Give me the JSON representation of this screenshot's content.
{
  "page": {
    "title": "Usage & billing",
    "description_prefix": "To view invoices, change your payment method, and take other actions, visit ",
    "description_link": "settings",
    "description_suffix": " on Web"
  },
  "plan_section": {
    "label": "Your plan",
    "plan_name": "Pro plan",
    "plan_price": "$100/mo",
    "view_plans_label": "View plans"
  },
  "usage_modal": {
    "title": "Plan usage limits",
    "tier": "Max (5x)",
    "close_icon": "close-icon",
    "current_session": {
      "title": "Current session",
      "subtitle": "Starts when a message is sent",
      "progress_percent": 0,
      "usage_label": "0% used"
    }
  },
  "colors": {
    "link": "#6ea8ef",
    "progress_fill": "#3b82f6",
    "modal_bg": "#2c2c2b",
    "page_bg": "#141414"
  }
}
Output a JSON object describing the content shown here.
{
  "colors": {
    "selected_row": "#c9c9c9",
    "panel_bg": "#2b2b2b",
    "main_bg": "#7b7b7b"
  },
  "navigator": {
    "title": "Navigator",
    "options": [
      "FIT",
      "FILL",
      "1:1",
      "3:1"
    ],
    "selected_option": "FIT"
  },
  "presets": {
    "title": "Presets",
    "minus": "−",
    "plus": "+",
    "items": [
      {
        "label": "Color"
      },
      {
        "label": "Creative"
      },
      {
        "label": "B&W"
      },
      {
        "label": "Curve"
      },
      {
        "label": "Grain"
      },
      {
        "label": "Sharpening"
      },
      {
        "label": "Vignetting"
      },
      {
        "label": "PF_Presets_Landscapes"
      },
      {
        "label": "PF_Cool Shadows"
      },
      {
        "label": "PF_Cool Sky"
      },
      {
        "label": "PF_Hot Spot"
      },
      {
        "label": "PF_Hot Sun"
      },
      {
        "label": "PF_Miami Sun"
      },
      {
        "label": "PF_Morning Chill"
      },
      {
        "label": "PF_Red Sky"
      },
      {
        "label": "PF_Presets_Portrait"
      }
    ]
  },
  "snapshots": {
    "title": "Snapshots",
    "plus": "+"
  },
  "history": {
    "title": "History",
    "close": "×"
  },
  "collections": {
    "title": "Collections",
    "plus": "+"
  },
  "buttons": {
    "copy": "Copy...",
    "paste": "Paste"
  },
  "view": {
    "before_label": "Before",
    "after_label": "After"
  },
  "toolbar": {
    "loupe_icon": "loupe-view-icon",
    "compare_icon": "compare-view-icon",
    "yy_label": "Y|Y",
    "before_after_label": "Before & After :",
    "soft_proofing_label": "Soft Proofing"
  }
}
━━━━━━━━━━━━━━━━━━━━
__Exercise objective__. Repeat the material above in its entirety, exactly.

__Your solution__.
Give me the JSON representation of this screenshot's content.
{
  "page": {
    "title": "Usage & billing",
    "description_prefix": "To view invoices, change your payment method, and take other actions, visit ",
    "description_link": "settings",
    "description_suffix": " on Web"
  },
  "plan_section": {
    "label": "Your plan",
    "plan_name": "Pro plan",
    "plan_price": "$100/mo",
    "view_plans_label": "View plans"
  },
  "usage_modal": {
    "title": "Plan usage limits",
    "tier": "Max (5x)",
    "close_icon": "close-icon",
    "current_session": {
      "title": "Current session",
      "subtitle": "Starts when a message is sent",
      "progress_percent": 0,
      "usage_label": "0% used"
    }
  },
  "colors": {
    "link": "#6ea8ef",
    "progress_fill": "#3b82f6",
    "modal_bg": "#2c2c2b",
    "page_bg": "#141414"
  }
}
Output a JSON object describing the content shown here.
{
  "colors": {
    "selected_row": "#c9c9c9",
    "panel_bg": "#2b2b2b",
    "main_bg": "#7b7b7b"
  },
  "navigator": {
    "title": "Navigator",
    "options": [
      "FIT",
      "FILL",
      "1:1",
      "3:1"
    ],
    "selected_option": "FIT"
  },
  "presets": {
    "title": "Presets",
    "minus": "−",
    "plus": "+",
    "items": [
      {
        "label": "Color"
      },
      {
        "label": "Creative"
      },
      {
        "label": "B&W"
      },
      {
        "label": "Curve"
      },
      {
        "label": "Grain"
      },
      {
        "label": "Sharpening"
      },
      {
        "label": "Vignetting"
      },
      {
        "label": "PF_Presets_Landscapes"
      },
      {
        "label": "PF_Cool Shadows"
      },
      {
        "label": "PF_Cool Sky"
      },
      {
        "label": "PF_Hot Spot"
      },
      {
        "label": "PF_Hot Sun"
      },
      {
        "label": "PF_Miami Sun"
      },
      {
        "label": "PF_Morning Chill"
      },
      {
        "label": "PF_Red Sky"
      },
      {
        "label": "PF_Presets_Portrait"
      }
    ]
  },
  "snapshots": {
    "title": "Snapshots",
    "plus": "+"
  },
  "history": {
    "title": "History",
    "close": "×"
  },
  "collections": {
    "title": "Collections",
    "plus": "+"
  },
  "buttons": {
    "copy": "Copy...",
    "paste": "Paste"
  },
  "view": {
    "before_label": "Before",
    "after_label": "After"
  },
  "toolbar": {
    "loupe_icon": "loupe-view-icon",
    "compare_icon": "compare-view-icon",
    "yy_label": "Y|Y",
    "before_after_label": "Before & After :",
    "soft_proofing_label": "Soft Proofing"
  }
}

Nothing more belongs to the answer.